I asked him about his philosophy on self discipline and how that’s aided him in his goal of connecting people via ‘Hysteria Radio’ and he said that today he’s learned that being diagnosed as Bipolar 1 with generalized anxiety has actually left him more at peace because it’s required him to be much more disciplined than when he was younger. He doesn’t drink, smoke or do drugs. And he sometimes questions himself before going for that third cup of coffee.
All in the name of commitment to quality and care.
But it wasn’t always that way.
A few years ago Joseph was content with never working again. He told me that any job he’d ever had was a major contributing factor in his severe anxiety. His anxiety around work and school had always been debilitating. It became the norm for him to quit jobs and withdraw from colleges.

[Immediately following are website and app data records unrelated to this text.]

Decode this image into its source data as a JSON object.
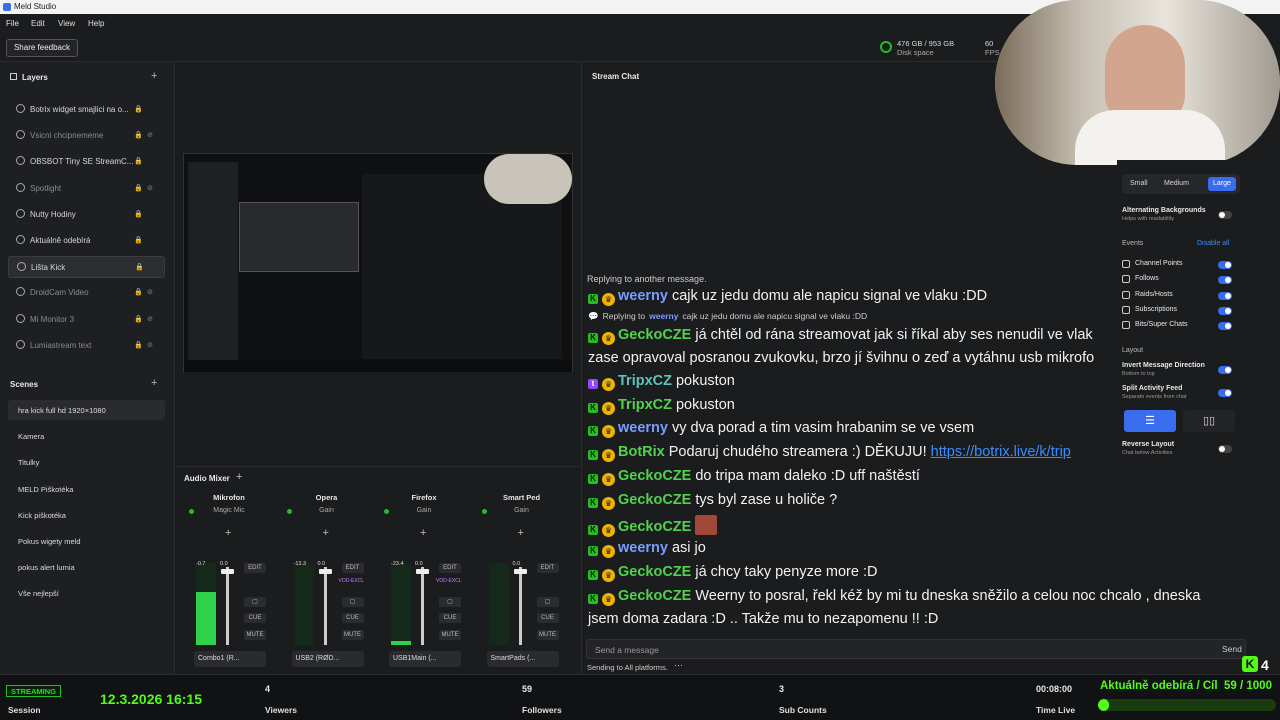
{
  "window": {
    "title": "Meld Studio"
  },
  "menu": [
    "File",
    "Edit",
    "View",
    "Help"
  ],
  "toolbar": {
    "share_feedback": "Share feedback",
    "disk_value": "476 GB / 953 GB",
    "disk_label": "Disk space",
    "fps_value": "60",
    "fps_label": "FPS"
  },
  "layers": {
    "title": "Layers",
    "items": [
      {
        "label": "Botrix widget smajlici na o...",
        "visible": true
      },
      {
        "label": "Vsicni chcipnememe",
        "visible": false
      },
      {
        "label": "OBSBOT Tiny SE StreamC...",
        "visible": true
      },
      {
        "label": "Spotlight",
        "visible": false
      },
      {
        "label": "Nutty Hodiny",
        "visible": true
      },
      {
        "label": "Aktuálně odebírá",
        "visible": true
      },
      {
        "label": "Lišta Kick",
        "visible": true
      },
      {
        "label": "DroidCam Video",
        "visible": false
      },
      {
        "label": "Mi Monitor 3",
        "visible": false
      },
      {
        "label": "Lumiastream text",
        "visible": false
      }
    ]
  },
  "scenes": {
    "title": "Scenes",
    "items": [
      "hra kick full hd 1920×1080",
      "Kamera",
      "Titulky",
      "MELD Piškotéka",
      "Kick piškotéka",
      "Pokus wigety meld",
      "pokus alert lumia",
      "Vše nejlepší"
    ]
  },
  "audio": {
    "title": "Audio Mixer",
    "channels": [
      {
        "name": "Mikrofon",
        "sub": "Magic Mic",
        "db": "-0.7",
        "gain": "0.0",
        "device": "Combo1 (R...",
        "level": 0.65
      },
      {
        "name": "Opera",
        "sub": "Gain",
        "db": "-13.3",
        "gain": "0.0",
        "device": "USB2 (RØD...",
        "level": 0.0
      },
      {
        "name": "Firefox",
        "sub": "Gain",
        "db": "-23.4",
        "gain": "0.0",
        "device": "USB1Main (...",
        "level": 0.05
      },
      {
        "name": "Smart Ped",
        "sub": "Gain",
        "db": "",
        "gain": "0.0",
        "device": "SmartPads (...",
        "level": 0.0
      }
    ],
    "edit": "EDIT",
    "cue": "CUE",
    "mute": "MUTE",
    "vod": "VOD-EXCL"
  },
  "chat": {
    "title": "Stream Chat",
    "replying_banner": "Replying to another message.",
    "reply_to_prefix": "Replying to",
    "reply_to_user": "weerny",
    "reply_to_text": "cajk uz jedu domu ale napicu signal ve vlaku :DD",
    "messages": [
      {
        "user": "weerny",
        "color": "#7a9cff",
        "text": "cajk uz jedu domu ale napicu signal ve vlaku :DD",
        "platform": "kick"
      },
      {
        "user": "GeckoCZE",
        "color": "#53d24d",
        "text": "já chtěl od rána streamovat jak si říkal aby ses nenudil ve vlak",
        "cont": "zase opravoval posranou zvukovku, brzo jí švihnu o zeď a vytáhnu usb mikrofo",
        "platform": "kick"
      },
      {
        "user": "TripxCZ",
        "color": "#5ec4b9",
        "text": "pokuston",
        "platform": "twitch"
      },
      {
        "user": "TripxCZ",
        "color": "#53d24d",
        "text": "pokuston",
        "platform": "kick"
      },
      {
        "user": "weerny",
        "color": "#7a9cff",
        "text": "vy dva porad a tim vasim hrabanim se ve vsem",
        "platform": "kick"
      },
      {
        "user": "BotRix",
        "color": "#53d24d",
        "text": "Podaruj chudého streamera :) DĚKUJU!",
        "link": "https://botrix.live/k/trip",
        "platform": "kick"
      },
      {
        "user": "GeckoCZE",
        "color": "#53d24d",
        "text": "do tripa mam daleko :D uff naštěstí",
        "platform": "kick"
      },
      {
        "user": "GeckoCZE",
        "color": "#53d24d",
        "text": "tys byl zase u holiče ?",
        "platform": "kick"
      },
      {
        "user": "GeckoCZE",
        "color": "#53d24d",
        "text": "",
        "platform": "kick"
      },
      {
        "user": "weerny",
        "color": "#7a9cff",
        "text": "asi jo",
        "platform": "kick"
      },
      {
        "user": "GeckoCZE",
        "color": "#53d24d",
        "text": "já chcy taky penyze more :D",
        "platform": "kick"
      },
      {
        "user": "GeckoCZE",
        "color": "#53d24d",
        "text": "Weerny to posral, řekl kéž by mi tu dneska sněžilo a celou noc chcalo , dneska",
        "cont": "jsem doma zadara :D .. Takže mu to nezapomenu !! :D",
        "platform": "kick"
      }
    ],
    "input_placeholder": "Send a message",
    "send_label": "Send",
    "sending_to": "Sending to All platforms."
  },
  "settings": {
    "size_small": "Small",
    "size_medium": "Medium",
    "size_large": "Large",
    "alt_bg": "Alternating Backgrounds",
    "alt_bg_sub": "Helps with readability",
    "events": "Events",
    "disable_all": "Disable all",
    "event_items": [
      "Channel Points",
      "Follows",
      "Raids/Hosts",
      "Subscriptions",
      "Bits/Super Chats"
    ],
    "layout": "Layout",
    "invert": "Invert Message Direction",
    "invert_sub": "Bottom to top",
    "split": "Split Activity Feed",
    "split_sub": "Separate events from chat",
    "reverse": "Reverse Layout",
    "reverse_sub": "Chat below Activities"
  },
  "status": {
    "streaming": "STREAMING",
    "session_label": "Session",
    "datetime": "12.3.2026 16:15",
    "viewers_value": "4",
    "viewers_label": "Viewers",
    "followers_value": "59",
    "followers_label": "Followers",
    "subcounts_value": "3",
    "subcounts_label": "Sub Counts",
    "time_value": "00:08:00",
    "time_label": "Time Live",
    "goal_label": "Aktuálně odebírá / Cíl",
    "goal_value": "59 / 1000",
    "goal_progress": 0.059,
    "kick_count": "4"
  },
  "colors": {
    "accent": "#3a6cf0",
    "kick_green": "#53fc18",
    "streaming_green": "#20c020"
  }
}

No one around him really understood how he could thrive for months and then out of nowhere just disappear and crash. He’d become so stressed and anxious that he would stop going to work or class and just lay in bed shaking and fearing everything and everyone around him.
The reason that’s important he said is because today working with MHNR and in the mental health community he can be himself and no one really questions it. And he’s found a sense of purpose that’s extremely critical to his own self worth.
He said he’s learned that a key to an abundant life lies in taking his time and following his heart, not putting in the grind every week and driving himself closer to the edge.
“Kristin Walker and her team at MHNR are about a deeper sense of belonging and realizing that I am appreciated for my strengths, input, and experience, rather than my time and materials.”
To a person, the staff at the network are caring, focused and driven in a way that fosters not just creativity but a feeling like family.
He said ultimately that the goal of ‘Hysteria Radio’ is to facilitate the stories that inspire others. He feels strongly that If someone listens to his show and has an “ah ha” moment and perhaps they start a journal, or pick up that guitar they put down 10 years ago or finds a sense of purpose within themself that he’s made a difference.
Joseph closes our interview recalling how his guitar and notebook were his best friends and a major lifeline during a time where he had attempted to end his life. And he tries to relate the struggle of mental illness and addiction to his audience in a way that coexists with the way that other people view them, too.
Just like when he was a kid, tuned into the static-filled airwaves, finger pressed to the the stereo record button, waiting for inspiration.
For more about the Joseph and the ‘Hysteria Radio’ podcast on the web check out www.hysteriaradio.net.
The show is a proud member of the Mental Health News Radio network available here: www.mentalhealthnewsradionetwork.com.
acting, behavioral health, bipolar disorder, Creative Arts, Deconstructing Stigma, depression, Drama, Joe Fusaro, Joseph Fusaro, mental health, mood disorders, Music, PTSD, Speaking, trauma, Treatment Resistant Depression, Writing